As food-and-entertainment conglomerate CJ Group has decided to sell off its pharmaceutical affiliate CJ Healthcare, bio pharmaceutical affiliates of domestic large businesses are drawing a bigger picture. They have different detailed strategies, such as spin-off, merger and listing, but they have a common goal of strengthening the competitiveness of research and development (R&D) to develop novel drugs and push into the global market.
According to industry sources on November 13, SK Group will turn SK Chemicals’ corporate structure into a holding company system on December 1 and spin off its chemical and pharmaceutical divisions early next year. Its pharmaceutical division is highly likely to be included in SK Discovery, the new holding company to be launched, after spinning off from SK Chemicals. Currently, SK Chemicals’ life science division is in charge of pharmaceutical business so the company will be spun off immediately after the issue is decided by board of directors.
SK Chemicals has achieved the best result since its founding this year. The company succeeded in developing SKY Cell Flu Quadrivalent, the world’s first cell culture vaccine that covers four strains of influenza viruses, last year, and the novel drug has been sold out this year again, earning favorable reviews from the market. SK Chemicals also received a permission from the Ministry of Food and Drug Safety to market its independently developed shingles vaccine Sky Zoster, the second vaccine worldwide. Accordingly, the company not only pushed into the shingles vaccine market that has been monopolized by global pharmaceutical company MSD but also boosted the nation’s vaccine self-sufficiency ratio to 50 percent.
LG Group has also produced tangible results after merging its pharmaceutical affiliate LG Life Sciences into LG Chem earlier this year. The group spun off LG Life Sciences in 2002 before turning its corporate structure into a holding company system and merged it into LG Chem again in 15 years. LG Chem, which has attained the economy of scale through reincorporation, plans to invest more than 500 billion won (US$446.03 million) in R&D and facilities every year to develop novel bio drugs.

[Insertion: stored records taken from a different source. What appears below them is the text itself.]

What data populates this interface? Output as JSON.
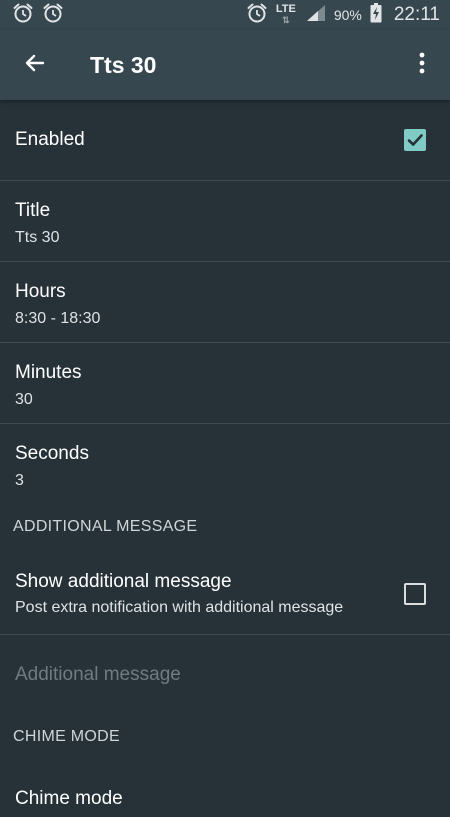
{
  "status_bar": {
    "battery_percent": "90%",
    "network": "LTE",
    "time": "22:11"
  },
  "app_bar": {
    "title": "Tts 30"
  },
  "settings": {
    "enabled": {
      "label": "Enabled",
      "checked": true
    },
    "title": {
      "label": "Title",
      "value": "Tts 30"
    },
    "hours": {
      "label": "Hours",
      "value": "8:30 - 18:30"
    },
    "minutes": {
      "label": "Minutes",
      "value": "30"
    },
    "seconds": {
      "label": "Seconds",
      "value": "3"
    }
  },
  "additional_message_section": {
    "header": "ADDITIONAL MESSAGE",
    "show": {
      "label": "Show additional message",
      "summary": "Post extra notification with additional message",
      "checked": false
    },
    "message": {
      "label": "Additional message"
    }
  },
  "chime_mode_section": {
    "header": "CHIME MODE",
    "chime_mode": {
      "label": "Chime mode"
    }
  },
  "colors": {
    "background": "#263238",
    "app_bar": "#37474f",
    "accent": "#80cbc4"
  }
}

After the merger, LG Chem saw its innovative anti-diabetic drug Zemiglo, which is the nation’s 19th novel drug, hit its new sales milestone. LG Life Sciences developed Zemiglo with the investment of 47 billion won (US$41.93 million) as part of its global novel drug projects but failed to put up a good show so far. However, LG Chem recorded 55.7 billion won (US$49.69 million) of sales last year after joint marketing with Daewoong Pharmaceuticals. The company also expects to post 100 billion won (US$89.21 million) in sales this year.
Kolon Group, which is considered a late mover on the bio industry among conglomerates, continues to make a radical move. Kolon Life Science received a permission to market Invossa, the world’s first cell-based therapy for osteoarthritis, in July, attracting attention in the industry. Cell-based treatments for autoimmune diseases and cancers have been developed before. However, Invossa treats degenerative arthritis based on genes cultured from an allogenic cell. As a single injection of the drug delivers therapeutic relief for up to two years, Invossa is expected to lead the global osteoarthritis treatment market worth 45 trillion won (US$40.14 billion) a year.
In addition, Kolon Group successfully listed TissueGene, the U.S.-based biopharmaceutical subsidiary of Kolon Life Science, on South Korea's secondary KOSDAQ market earlier this month. The group raised 199.4 billion won (US$177.88 million) after pricing the IPO of TissueGene and plans to invest over 150 billion won (US$133.81 million) in the phase 3 clinical trials of Invossa in the US in April next year. The group will complete the clinical trials by 2021 and start selling in the U.S. in 2023. When everything is coming along on schedule, Kolon Group expects to post more than 3 trillion won (US$2.68 billion) a year.
Samsung Group, which is the latest mover on the bio pharmaceutical market among conglomerates, continues to show a rapid growth through acquisition, establishment and joint venture strategies. The group established Samsung Medison, a medical equipment company, with the acquisition of domestic venture firm Medison and formed Samsung Bioepis, a joint venture with U.S.-based biotechnology firm Biogen.
Samsung BioLogics, a biopharmaceutical unit of South Korea's Samsung Group, was a late market mover but it has already become the global leader in contract manufacturing organization (CMO) services by converging its world-class levels of semiconductor manufacturing technology. When the company completes its third plant in Songdo, Incheon, next month as scheduled, Samsung BioLogics’ biomedicine production capacity will increased from the current 180,000 liters to 360,000 liters, far surpassing Boehringer Ingelheim with 300,000 liters and Lonza with 280,000 liters.
An official from the biotech industry said, “It is difficult to achieve results in the bio pharmaceutical business in a short period of time to the extent that Hanwha, Lotte and AmorePacific withdrew from the market after much consideration before CJ. Whether how much and steady a group makes an investment regardless of the size of affiliates will determine the competitiveness of biopharmaceutical affiliates of conglomerates.”